• _Work required_:
With the pictures set aside, write out all of the data exactly as it stands.

• _Records for the task_:
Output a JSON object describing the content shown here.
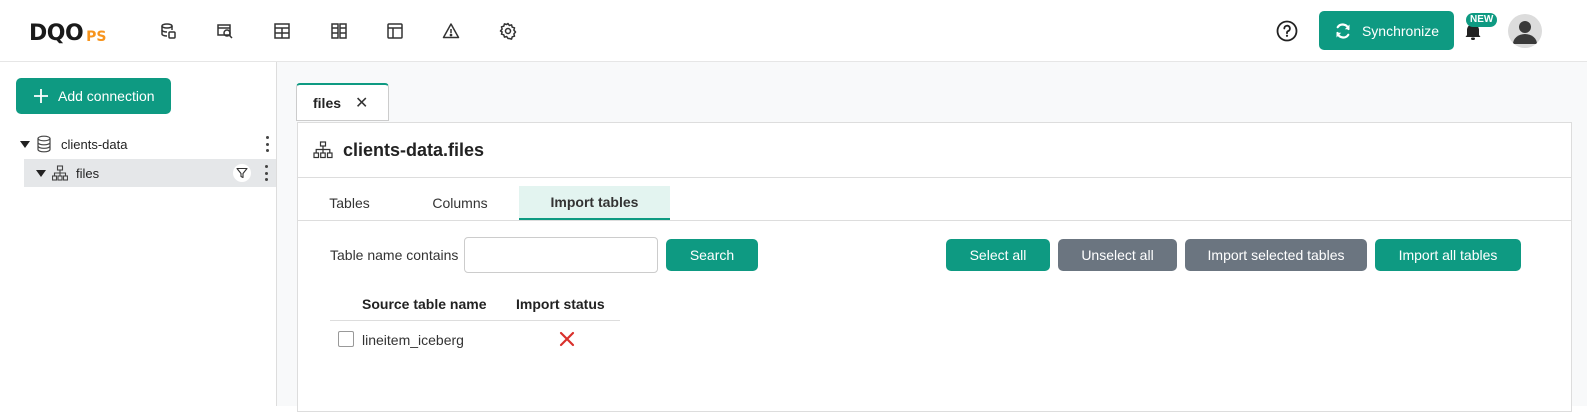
{
  "header": {
    "logo_main": "DQO",
    "logo_suffix": "PS",
    "nav_icons": [
      "data-sources-icon",
      "profiling-icon",
      "monitoring-checks-icon",
      "partition-checks-icon",
      "dashboards-icon",
      "incidents-icon",
      "settings-icon"
    ],
    "sync_label": "Synchronize",
    "new_badge": "NEW"
  },
  "sidebar": {
    "add_connection_label": "Add connection",
    "tree": [
      {
        "label": "clients-data",
        "icon": "database-icon"
      },
      {
        "label": "files",
        "icon": "schema-icon",
        "selected": true
      }
    ]
  },
  "main": {
    "tab_label": "files",
    "panel_title": "clients-data.files",
    "subtabs": [
      "Tables",
      "Columns",
      "Import tables"
    ],
    "active_subtab": "Import tables",
    "filter_label": "Table name contains",
    "filter_value": "",
    "search_label": "Search",
    "select_all_label": "Select all",
    "unselect_all_label": "Unselect all",
    "import_selected_label": "Import selected tables",
    "import_all_label": "Import all tables",
    "columns": [
      "Source table name",
      "Import status"
    ],
    "rows": [
      {
        "name": "lineitem_iceberg",
        "status": "not-imported"
      }
    ]
  },
  "colors": {
    "accent": "#0e9a82",
    "secondary_button": "#6b7580",
    "error": "#d9302c",
    "logo_orange": "#f7941d"
  }
}
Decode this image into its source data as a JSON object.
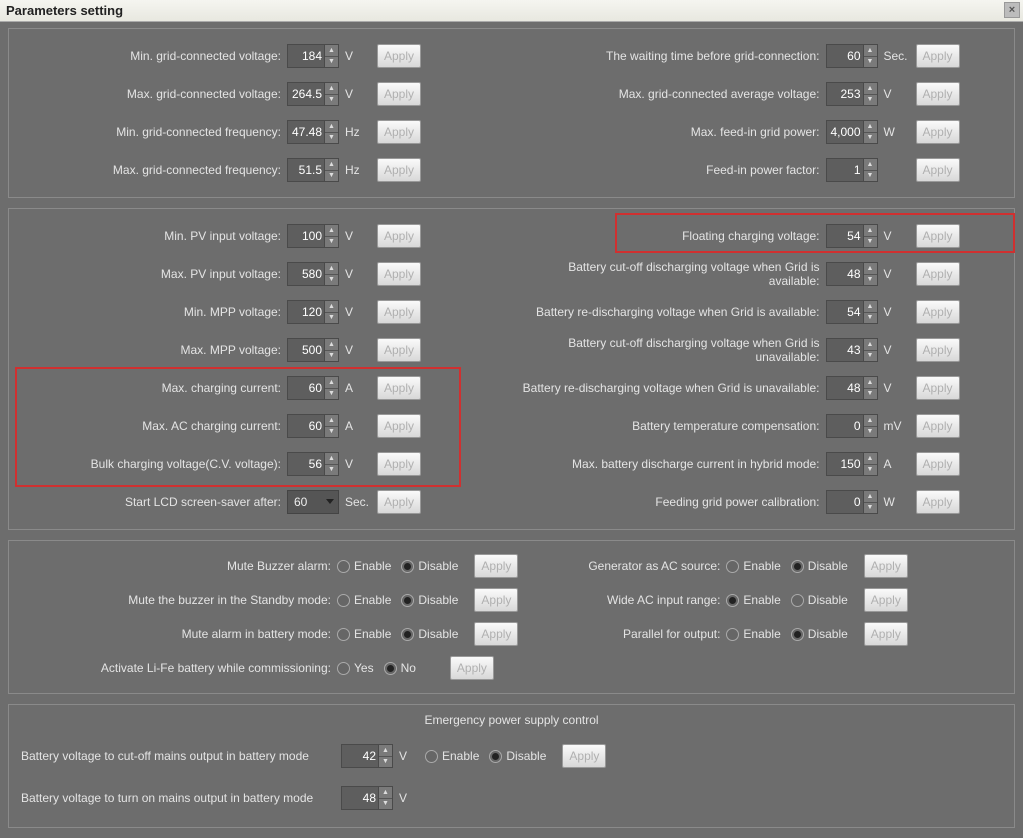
{
  "window": {
    "title": "Parameters setting",
    "apply": "Apply"
  },
  "units": {
    "v": "V",
    "hz": "Hz",
    "sec": "Sec.",
    "w": "W",
    "a": "A",
    "mv": "mV"
  },
  "radios": {
    "enable": "Enable",
    "disable": "Disable",
    "yes": "Yes",
    "no": "No"
  },
  "top": {
    "left": [
      {
        "label": "Min. grid-connected voltage:",
        "value": "184",
        "unit": "v"
      },
      {
        "label": "Max. grid-connected voltage:",
        "value": "264.5",
        "unit": "v"
      },
      {
        "label": "Min. grid-connected frequency:",
        "value": "47.48",
        "unit": "hz"
      },
      {
        "label": "Max. grid-connected frequency:",
        "value": "51.5",
        "unit": "hz"
      }
    ],
    "right": [
      {
        "label": "The waiting time before grid-connection:",
        "value": "60",
        "unit": "sec"
      },
      {
        "label": "Max. grid-connected average voltage:",
        "value": "253",
        "unit": "v"
      },
      {
        "label": "Max. feed-in grid power:",
        "value": "4,000",
        "unit": "w"
      },
      {
        "label": "Feed-in power factor:",
        "value": "1",
        "unit": ""
      }
    ]
  },
  "mid": {
    "left": [
      {
        "label": "Min. PV input voltage:",
        "value": "100",
        "unit": "v"
      },
      {
        "label": "Max. PV input voltage:",
        "value": "580",
        "unit": "v"
      },
      {
        "label": "Min. MPP voltage:",
        "value": "120",
        "unit": "v"
      },
      {
        "label": "Max. MPP voltage:",
        "value": "500",
        "unit": "v"
      },
      {
        "label": "Max. charging current:",
        "value": "60",
        "unit": "a"
      },
      {
        "label": "Max. AC charging current:",
        "value": "60",
        "unit": "a"
      },
      {
        "label": "Bulk charging voltage(C.V. voltage):",
        "value": "56",
        "unit": "v"
      }
    ],
    "lcd": {
      "label": "Start LCD screen-saver after:",
      "value": "60",
      "unit": "sec"
    },
    "right": [
      {
        "label": "Floating charging voltage:",
        "value": "54",
        "unit": "v"
      },
      {
        "label": "Battery cut-off discharging voltage when Grid is available:",
        "value": "48",
        "unit": "v"
      },
      {
        "label": "Battery re-discharging voltage when Grid is available:",
        "value": "54",
        "unit": "v"
      },
      {
        "label": "Battery cut-off discharging voltage when Grid is unavailable:",
        "value": "43",
        "unit": "v"
      },
      {
        "label": "Battery re-discharging voltage when Grid is unavailable:",
        "value": "48",
        "unit": "v"
      },
      {
        "label": "Battery temperature compensation:",
        "value": "0",
        "unit": "mv"
      },
      {
        "label": "Max. battery discharge current in hybrid mode:",
        "value": "150",
        "unit": "a"
      },
      {
        "label": "Feeding grid power calibration:",
        "value": "0",
        "unit": "w"
      }
    ]
  },
  "toggles": {
    "left": [
      {
        "label": "Mute Buzzer alarm:",
        "selected": "disable"
      },
      {
        "label": "Mute the buzzer in the Standby mode:",
        "selected": "disable"
      },
      {
        "label": "Mute alarm in battery mode:",
        "selected": "disable"
      }
    ],
    "life": {
      "label": "Activate Li-Fe battery while commissioning:",
      "selected": "no"
    },
    "right": [
      {
        "label": "Generator as AC source:",
        "selected": "disable"
      },
      {
        "label": "Wide AC input range:",
        "selected": "enable"
      },
      {
        "label": "Parallel for output:",
        "selected": "disable"
      }
    ]
  },
  "emergency": {
    "title": "Emergency power supply control",
    "row1": {
      "label": "Battery voltage to cut-off mains output in battery mode",
      "value": "42",
      "unit": "v",
      "selected": "disable"
    },
    "row2": {
      "label": "Battery voltage to turn on mains output in battery mode",
      "value": "48",
      "unit": "v"
    }
  }
}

• _Result of the task_:
Output a JSON object describing the content shown here.
{
  "header": {
    "logo_main": "DQO",
    "logo_suffix": "PS",
    "nav_icons": [
      "data-sources-icon",
      "profiling-icon",
      "monitoring-checks-icon",
      "partition-checks-icon",
      "dashboards-icon",
      "incidents-icon",
      "settings-icon"
    ],
    "sync_label": "Synchronize",
    "new_badge": "NEW"
  },
  "sidebar": {
    "add_connection_label": "Add connection",
    "tree": [
      {
        "label": "clients-data",
        "icon": "database-icon"
      },
      {
        "label": "files",
        "icon": "schema-icon",
        "selected": true
      }
    ]
  },
  "main": {
    "tab_label": "files",
    "panel_title": "clients-data.files",
    "subtabs": [
      "Tables",
      "Columns",
      "Import tables"
    ],
    "active_subtab": "Import tables",
    "filter_label": "Table name contains",
    "filter_value": "",
    "search_label": "Search",
    "select_all_label": "Select all",
    "unselect_all_label": "Unselect all",
    "import_selected_label": "Import selected tables",
    "import_all_label": "Import all tables",
    "columns": [
      "Source table name",
      "Import status"
    ],
    "rows": [
      {
        "name": "lineitem_iceberg",
        "status": "not-imported"
      }
    ]
  },
  "colors": {
    "accent": "#0e9a82",
    "secondary_button": "#6b7580",
    "error": "#d9302c",
    "logo_orange": "#f7941d"
  }
}
Decode this image into its source data as a JSON object.
{
  "window": {
    "title": "Parameters setting",
    "apply": "Apply"
  },
  "units": {
    "v": "V",
    "hz": "Hz",
    "sec": "Sec.",
    "w": "W",
    "a": "A",
    "mv": "mV"
  },
  "radios": {
    "enable": "Enable",
    "disable": "Disable",
    "yes": "Yes",
    "no": "No"
  },
  "top": {
    "left": [
      {
        "label": "Min. grid-connected voltage:",
        "value": "184",
        "unit": "v"
      },
      {
        "label": "Max. grid-connected voltage:",
        "value": "264.5",
        "unit": "v"
      },
      {
        "label": "Min. grid-connected frequency:",
        "value": "47.48",
        "unit": "hz"
      },
      {
        "label": "Max. grid-connected frequency:",
        "value": "51.5",
        "unit": "hz"
      }
    ],
    "right": [
      {
        "label": "The waiting time before grid-connection:",
        "value": "60",
        "unit": "sec"
      },
      {
        "label": "Max. grid-connected average voltage:",
        "value": "253",
        "unit": "v"
      },
      {
        "label": "Max. feed-in grid power:",
        "value": "4,000",
        "unit": "w"
      },
      {
        "label": "Feed-in power factor:",
        "value": "1",
        "unit": ""
      }
    ]
  },
  "mid": {
    "left": [
      {
        "label": "Min. PV input voltage:",
        "value": "100",
        "unit": "v"
      },
      {
        "label": "Max. PV input voltage:",
        "value": "580",
        "unit": "v"
      },
      {
        "label": "Min. MPP voltage:",
        "value": "120",
        "unit": "v"
      },
      {
        "label": "Max. MPP voltage:",
        "value": "500",
        "unit": "v"
      },
      {
        "label": "Max. charging current:",
        "value": "60",
        "unit": "a"
      },
      {
        "label": "Max. AC charging current:",
        "value": "60",
        "unit": "a"
      },
      {
        "label": "Bulk charging voltage(C.V. voltage):",
        "value": "56",
        "unit": "v"
      }
    ],
    "lcd": {
      "label": "Start LCD screen-saver after:",
      "value": "60",
      "unit": "sec"
    },
    "right": [
      {
        "label": "Floating charging voltage:",
        "value": "54",
        "unit": "v"
      },
      {
        "label": "Battery cut-off discharging voltage when Grid is available:",
        "value": "48",
        "unit": "v"
      },
      {
        "label": "Battery re-discharging voltage when Grid is available:",
        "value": "54",
        "unit": "v"
      },
      {
        "label": "Battery cut-off discharging voltage when Grid is unavailable:",
        "value": "43",
        "unit": "v"
      },
      {
        "label": "Battery re-discharging voltage when Grid is unavailable:",
        "value": "48",
        "unit": "v"
      },
      {
        "label": "Battery temperature compensation:",
        "value": "0",
        "unit": "mv"
      },
      {
        "label": "Max. battery discharge current in hybrid mode:",
        "value": "150",
        "unit": "a"
      },
      {
        "label": "Feeding grid power calibration:",
        "value": "0",
        "unit": "w"
      }
    ]
  },
  "toggles": {
    "left": [
      {
        "label": "Mute Buzzer alarm:",
        "selected": "disable"
      },
      {
        "label": "Mute the buzzer in the Standby mode:",
        "selected": "disable"
      },
      {
        "label": "Mute alarm in battery mode:",
        "selected": "disable"
      }
    ],
    "life": {
      "label": "Activate Li-Fe battery while commissioning:",
      "selected": "no"
    },
    "right": [
      {
        "label": "Generator as AC source:",
        "selected": "disable"
      },
      {
        "label": "Wide AC input range:",
        "selected": "enable"
      },
      {
        "label": "Parallel for output:",
        "selected": "disable"
      }
    ]
  },
  "emergency": {
    "title": "Emergency power supply control",
    "row1": {
      "label": "Battery voltage to cut-off mains output in battery mode",
      "value": "42",
      "unit": "v",
      "selected": "disable"
    },
    "row2": {
      "label": "Battery voltage to turn on mains output in battery mode",
      "value": "48",
      "unit": "v"
    }
  }
}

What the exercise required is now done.